Still - picking on a mere two words out of close to 400 pages worth is a striking indication of what lofty (ha!) standards this author is held up to.

Two wonderful new storytellers in the historic landscape, whose next titles this reader will look forward to.

Ms. James' site shows two further works, 'A Time of Treason' and 'A Dark Within', however no release information.

Ms. Lofty's site shows 'Scoundrel's Kiss' due for release in January 2010, being the story of the opium-addicted, Spain-residing sister of the heroine of her debut release. Ms. Lofty's predeliction for unusual settings (she is the founder of the highly educational yet fun site, and character traits in her heroines evidently continues - hooray!

Thursday, April 2, 2009

Writing "THE END"

Big news.

Apprentice Writer has finished her first book,

An Epic Novel of Romance and Home Improvement

The full manuscript is gearing up to go on tour of slush piles everywhere, with the first official scouting trip already sent into the not-quite-wild-blue-yonder (a well-known agency inviting three-sentence 'Book in a Nutshell' pitches, to be precise).

To celebrate, here is the Prologue in its first public appearance. The goldfish welcomes any and all comments. (Seriously. Its scales have been toughened enough from contest entries to absorb constructive criticism, yet are still sensitive enough to appreciate praise.)

"She blamed the goldfish.
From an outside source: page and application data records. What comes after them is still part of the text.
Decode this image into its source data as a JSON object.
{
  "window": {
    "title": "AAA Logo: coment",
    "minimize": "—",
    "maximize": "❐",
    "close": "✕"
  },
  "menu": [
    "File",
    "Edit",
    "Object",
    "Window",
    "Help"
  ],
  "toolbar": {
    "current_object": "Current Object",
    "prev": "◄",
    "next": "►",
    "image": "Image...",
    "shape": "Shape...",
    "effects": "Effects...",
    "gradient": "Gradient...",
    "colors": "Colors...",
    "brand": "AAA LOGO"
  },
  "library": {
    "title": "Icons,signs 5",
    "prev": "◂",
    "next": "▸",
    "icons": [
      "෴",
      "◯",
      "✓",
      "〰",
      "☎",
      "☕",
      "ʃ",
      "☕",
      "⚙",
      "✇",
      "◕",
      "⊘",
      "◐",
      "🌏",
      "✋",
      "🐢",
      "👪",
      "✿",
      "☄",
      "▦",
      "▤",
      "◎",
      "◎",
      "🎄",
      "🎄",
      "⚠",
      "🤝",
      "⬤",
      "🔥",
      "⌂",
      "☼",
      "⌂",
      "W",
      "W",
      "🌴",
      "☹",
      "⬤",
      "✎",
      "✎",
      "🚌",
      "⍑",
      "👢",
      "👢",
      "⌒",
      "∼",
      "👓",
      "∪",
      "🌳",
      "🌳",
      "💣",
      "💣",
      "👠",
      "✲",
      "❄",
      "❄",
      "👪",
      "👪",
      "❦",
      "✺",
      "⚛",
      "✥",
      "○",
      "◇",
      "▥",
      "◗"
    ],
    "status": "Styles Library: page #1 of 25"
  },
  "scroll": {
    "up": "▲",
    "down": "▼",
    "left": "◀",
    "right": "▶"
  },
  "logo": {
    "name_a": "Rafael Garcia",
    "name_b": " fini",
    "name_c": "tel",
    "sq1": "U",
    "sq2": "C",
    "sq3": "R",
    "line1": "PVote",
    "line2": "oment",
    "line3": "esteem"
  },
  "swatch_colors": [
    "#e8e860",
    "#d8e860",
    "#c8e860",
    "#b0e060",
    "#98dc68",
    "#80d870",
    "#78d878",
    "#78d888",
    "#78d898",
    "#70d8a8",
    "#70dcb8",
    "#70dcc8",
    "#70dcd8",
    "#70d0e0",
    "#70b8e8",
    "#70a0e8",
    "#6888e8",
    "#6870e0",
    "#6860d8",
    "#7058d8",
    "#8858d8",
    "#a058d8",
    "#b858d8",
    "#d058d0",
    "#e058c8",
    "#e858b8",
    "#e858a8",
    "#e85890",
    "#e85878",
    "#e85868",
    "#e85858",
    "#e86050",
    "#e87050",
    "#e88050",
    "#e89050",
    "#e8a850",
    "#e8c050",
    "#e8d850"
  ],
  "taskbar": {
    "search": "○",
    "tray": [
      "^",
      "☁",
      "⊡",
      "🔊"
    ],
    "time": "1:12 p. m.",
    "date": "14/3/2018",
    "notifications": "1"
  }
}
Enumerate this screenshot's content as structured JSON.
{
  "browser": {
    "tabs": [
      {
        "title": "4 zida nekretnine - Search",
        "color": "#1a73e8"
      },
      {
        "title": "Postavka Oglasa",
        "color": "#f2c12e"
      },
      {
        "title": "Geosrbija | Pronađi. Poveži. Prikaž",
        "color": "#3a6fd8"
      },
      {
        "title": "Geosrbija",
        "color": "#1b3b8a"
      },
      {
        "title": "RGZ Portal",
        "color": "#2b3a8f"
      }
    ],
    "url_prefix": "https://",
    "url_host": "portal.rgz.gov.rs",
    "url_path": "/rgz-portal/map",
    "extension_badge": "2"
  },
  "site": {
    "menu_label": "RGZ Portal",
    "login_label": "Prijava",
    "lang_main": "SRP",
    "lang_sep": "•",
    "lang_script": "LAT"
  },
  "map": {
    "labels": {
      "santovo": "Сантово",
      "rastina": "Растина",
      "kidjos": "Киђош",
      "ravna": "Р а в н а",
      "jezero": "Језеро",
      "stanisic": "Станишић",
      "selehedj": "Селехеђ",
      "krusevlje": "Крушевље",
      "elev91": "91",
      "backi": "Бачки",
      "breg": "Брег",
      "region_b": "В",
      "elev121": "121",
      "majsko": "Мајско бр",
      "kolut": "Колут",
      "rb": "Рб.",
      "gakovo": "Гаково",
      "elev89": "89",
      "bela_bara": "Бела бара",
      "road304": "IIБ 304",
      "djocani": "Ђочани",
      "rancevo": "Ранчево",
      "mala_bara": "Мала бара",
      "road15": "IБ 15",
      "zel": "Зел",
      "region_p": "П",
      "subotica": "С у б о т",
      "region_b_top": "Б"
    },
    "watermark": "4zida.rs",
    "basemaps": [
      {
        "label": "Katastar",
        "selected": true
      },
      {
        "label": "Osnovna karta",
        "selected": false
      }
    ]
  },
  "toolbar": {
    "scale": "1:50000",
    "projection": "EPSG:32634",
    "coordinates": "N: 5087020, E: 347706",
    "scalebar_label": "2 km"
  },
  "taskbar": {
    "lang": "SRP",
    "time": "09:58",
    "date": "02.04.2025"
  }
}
With hindsight, Josie could pinpoint the instant when she descended into a life of crime. It was the moment she looked into those trusting underwater eyes, and realized she had no choice. She couldn't live with herself if she didn't take action - consequences be damned. So, really, if the fish hadn't been right there, right then, doing infinite laps round its private little pool, her destiny would probably have taken a different shape..."